The game is about making choices. Yes you can choose and rewind but the game keeps track of which choices you’ve made. The choices you make affect different parts of the game. Say you get revenge on a girl you hate on episode one. She’ll actually bring it up on episode five. The choices actually mean something and if you don’t like the choice you made for one reason or another, you have the option of rewinding and see if you like the alternative consequence. Speaking of choices, I’d like to point out the stupid choices that Chloe makes. Not gonna spoil anything but let’s just say she’s better off never leaving the house without a guardian.
The big moral that I got from the story was that every decision, no matter how little, how rash, or how meaningful you think it would be, there would always be consequences. Good or bad, it’s all the outcome of your actions. Maybe things could’ve gone differently. Maybe you could’ve gotten everything you’ve wanted in this life yet you don’t realize that perhaps getting what you want would lead to an outcome that’s just as bad, if not worse.
At the same time, you’d think that you’re destined to have nothing go your way and you want to pin the blame on someone, something, anything. But bad things happen and sometimes there’s no one to blame. And sometimes, you can’t do anything about it. It’s not your fault. It’s not anyone’s fault. You just have to live with how this life treats you.
What’s that? Am I getting too depressing again? Sorry, how about an Ascension joke?
“Life Is Strange? More like Life Is Stupid, shaka-brah! Nobody’s more hipster than The Ascension!”
If you’re curious about which choices other players made, the game shows you a percentage of how many people chose which specific choice, which is like a scoreboard. Did you pick the bacon omelette or belgian waffle? Six or seven cigarettes? The possibilities! The power of choice is powerful, oh my god! Did you pick the same choices as the majority or were you a fate hipster by choosing differently?

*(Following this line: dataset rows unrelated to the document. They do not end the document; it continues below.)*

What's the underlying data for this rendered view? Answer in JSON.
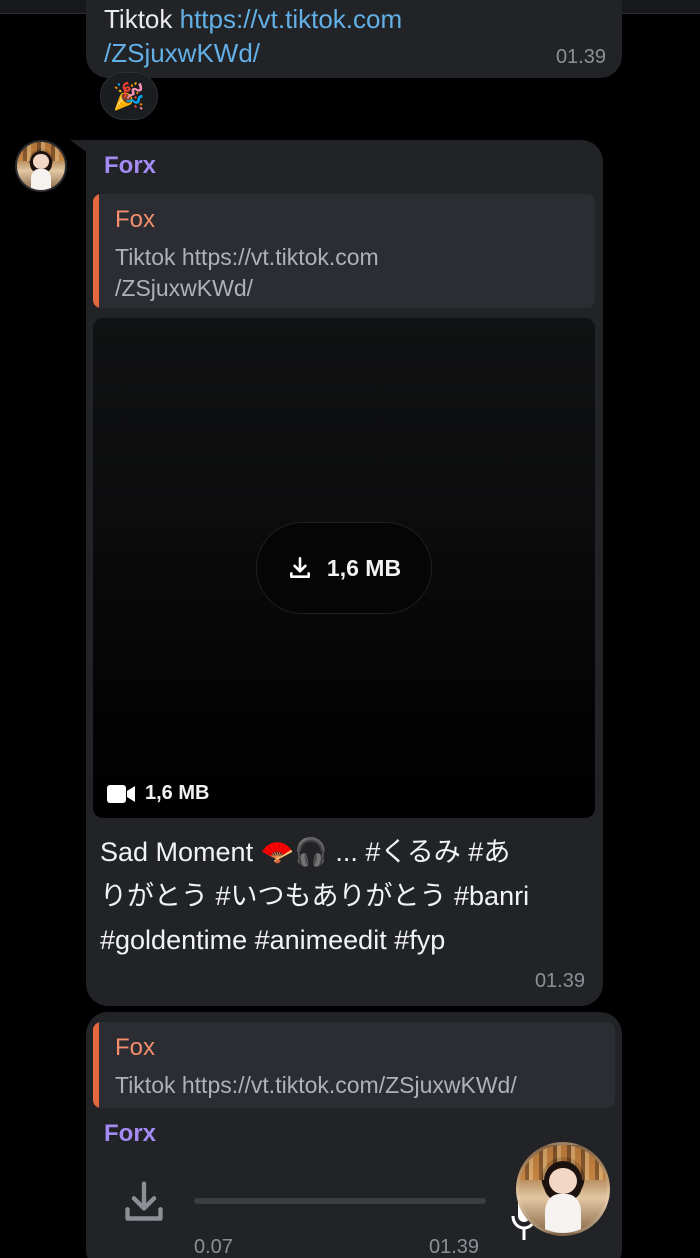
{
  "message1": {
    "text_prefix": "Tiktok ",
    "link_line1": "https://vt.tiktok.com",
    "link_line2": "/ZSjuxwKWd/",
    "time": "01.39",
    "reaction": "🎉"
  },
  "message2": {
    "sender": "Forx",
    "quote": {
      "name": "Fox",
      "line1": "Tiktok https://vt.tiktok.com",
      "line2": "/ZSjuxwKWd/"
    },
    "video": {
      "download_size": "1,6 MB",
      "file_size": "1,6 MB"
    },
    "caption_line1": "Sad Moment 🪭🎧 ... #くるみ #あ",
    "caption_line2": "りがとう #いつもありがとう #banri",
    "caption_line3": "#goldentime #animeedit #fyp",
    "time": "01.39"
  },
  "message3": {
    "quote": {
      "name": "Fox",
      "text": "Tiktok https://vt.tiktok.com/ZSjuxwKWd/"
    },
    "sender": "Forx",
    "audio_duration": "0.07",
    "time": "01.39"
  },
  "colors": {
    "background": "#000000",
    "bubble": "#212327",
    "sender": "#a48bf3",
    "quote_bar": "#e5683e",
    "quote_name": "#f28d6c",
    "link": "#62b0e6"
  }
}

Is it fun? Yes, definitely but even more so as a whole. If you’re considering playing this game, get all episodes at once so you get the full experience. What I love about the disc version of this game is that I didn’t have to wait for each episode to be released. I personally don’t like waiting for episodes for an extended period of time because I lose momentum. Losing momentum when playing a game makes you forget things, from little details to important facts. There is a journal feature in the game so that’d be useful in giving you hints or the like. Without spoiling anything, all the episodes in one disc really comes in handy when you have to talk down a friend from doing something drastic in a later episode.

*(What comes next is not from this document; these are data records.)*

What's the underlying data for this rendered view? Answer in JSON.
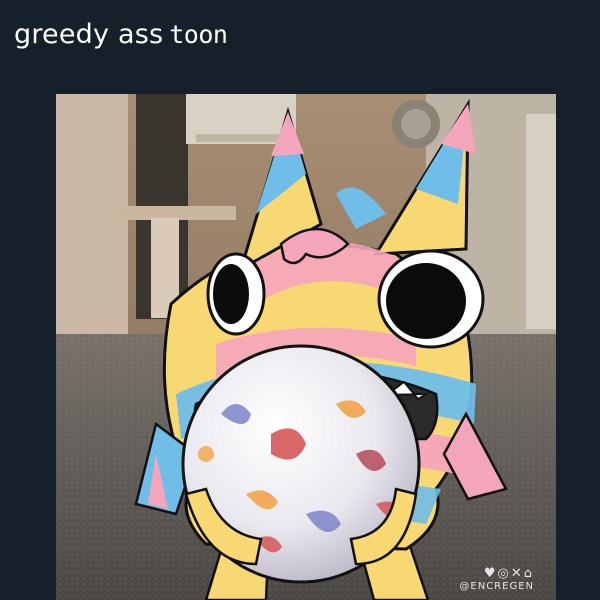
{
  "post": {
    "text_part1": "greedy ass",
    "text_part2": "toon"
  },
  "watermark": {
    "icons": "♥◎✕⌂",
    "handle": "@ENCREGEN"
  },
  "colors": {
    "background": "#15202b",
    "text": "#ffffff",
    "toon_yellow": "#f7d873",
    "toon_blue": "#6fbde8",
    "toon_pink": "#f4a5bc",
    "ball_white": "#ecebf0"
  }
}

It’s not an open world game but there is some exploration to be done, but that’s just the open world fanboy in me speaking so ignore that. Graphics-wise, they aren’t anything special outside of the scenery. Character models look better than Skyrim models so that’s something positive.
There are parts of the game that I dislike. Certain parts of Episode 5 is annoying, to say the least. Let’s just say I really don’t like playing Metal Gear Solid V with no weapons or Fulton recovery system on my emotional hipster adventure game. And as much as I like watching a beatdown of a pretentious fucker, repeating it over and over because the cop constantly gets outsmarted is annoying as hell. Parts of the story could easily have been avoided with someone saying “I don’t think this is a good idea so let’s not do it.”
If you’re unsure about the game and don’t want to buy all five episodes because of the possibility of not liking it, the first episode is always free. If you find the physical copy for the game, get that as well so you have something to hug as you cry about the game’s sad story.